Browsing through the treasure trove of items at the Goodwill bins, I stumbled upon a remarkable find—a Degas print! At first glance, it appeared authentic. It had age and texture to it. Up lose you could see what appeared to be ink cracking. And on the back, as if being a clue to its provenance, there was a handwritten name and address. It was addressed to a woman that was president of the Chicago Heart Association during the War years. What was it doing in Oregon? And could it be authentic? How did it wind up in a thrift store? I would spend the next six weeks trying to track down it’s origins and in the process gain an education in the Impressionists, Chicago history, and how to spot a fake.
The Initial Fascination
Even looking at photos of the artwork today—it has a certain beauty. It was a nice “artwork.” It was the classic portrayal of a ballerina putting on her slipper, on a craft-tone paper. It had hints of ink color and it was definitely old. When you took it from the frame, the edges had lead white paint, and there was a varnish on it that, with it’s crackle, seemed authentic. The woman’s name on the back, “Ruth Pearce McEldowney” was a real person, serving as president of the Chicago Heart Association in the 1940s. This pulled me deeper into its intriguing narrative.

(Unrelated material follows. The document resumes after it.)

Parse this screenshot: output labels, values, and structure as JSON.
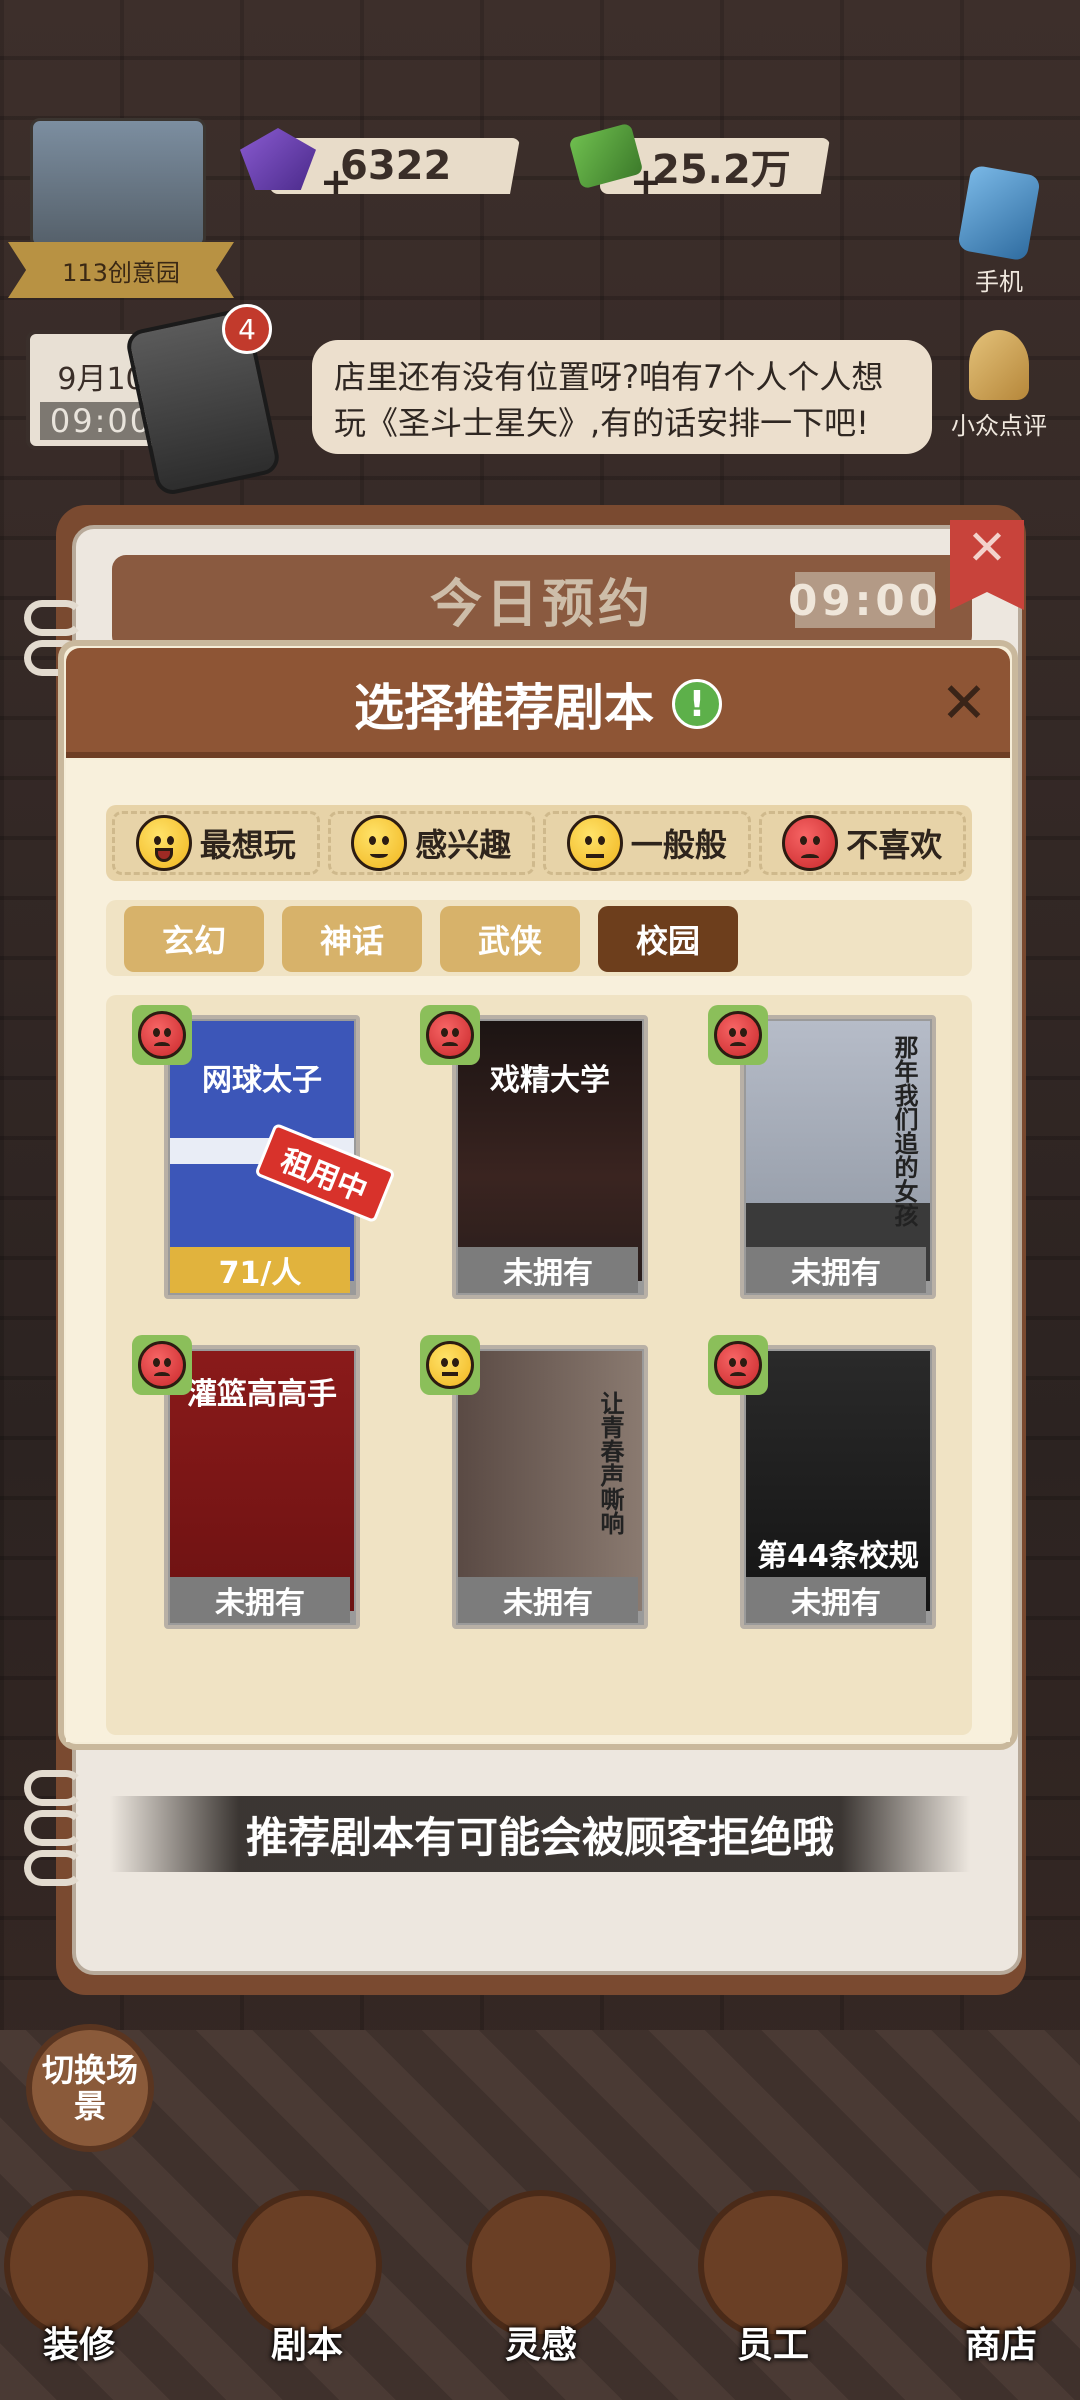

The Mysterious Font
As a graphic designer, the one thing that stood out to me was this slightly obscured font that appeared to be part of the paper. The numbers, “5796” seemed like the should mean something. Was it the type of paper Degas used? That seemed odd. Also old, the type of font was actually not used until the 1920s…perhaps it was printed after Degas. Little did I know but these numbers would actually be the solution to the puzzle. You can also see in this image the texture of the piece. It’s compelling!
Unraveling the Mystery
While I delved into the history of Ruth, learning of her own past, of how she had a relative related to Anais Nin, and Chicago connections that were at the edges of wealth, it seemed feasible that this could have been a valid piece. There was history. Not only that, Chicago had a large part in the success of early Impressionsists in America. Had a Degas print gotten lost?
The Pawn Stars Wasted $150
I even went as far as paying $150 to have the art appraisers from Pawn Stars take a look at it and give me their best judgement. I learned they know little. I would solve the riddle before their response, but let’s say…they were off by a couple $1,000.
The Font Reveals…
After a bit of madness as I went further down the rabbit hole (even going to the point of accidentally dropping the print and damaging it’s edge), I came across a print from the 1930s. It was for a Degas lithograph “La Barre” by Raymond and Raymond NY. And guess what it had in the upper right hand corner…a series number. Not this number but the exact same font. Ahhh….so it was nothing more than a cheap lithograph, probably worth $40. While a bit of a downer, it was also extremely satisfying. I’d bested the appraisers, and I’d learned about an ordinary woman with a remarkable past. I learned to appreciate Degas, the Impressionists, and the role forgers. Was this truly an attempt at forgery? I think it was. I think in the depression, someone tried to pawn it off, and eventually it made its way as a donation to the Chicago Heart Association. I think they recognized it’s fakeness…and it went to someone’s home…it moved across the states from Chicago to Oregon. And nearly seventy years later, found itself in a bin pile of art in a thrift outlet.
Conclusion and Ultimate Satisfaction
So what do I do with this? I’d originally purchased it for the frame, but I also learned the frame was authentically painted in lead white. I decided the best thing to do was simply return it back to the outlet bins. And that’s what I did. And that day, after dropping it off, while pursuing other bins in the outlet, I look over and see this regular hold it up, a big smile on his face-intrigued by his good fortune. And all I could do was laugh and let him have his fun.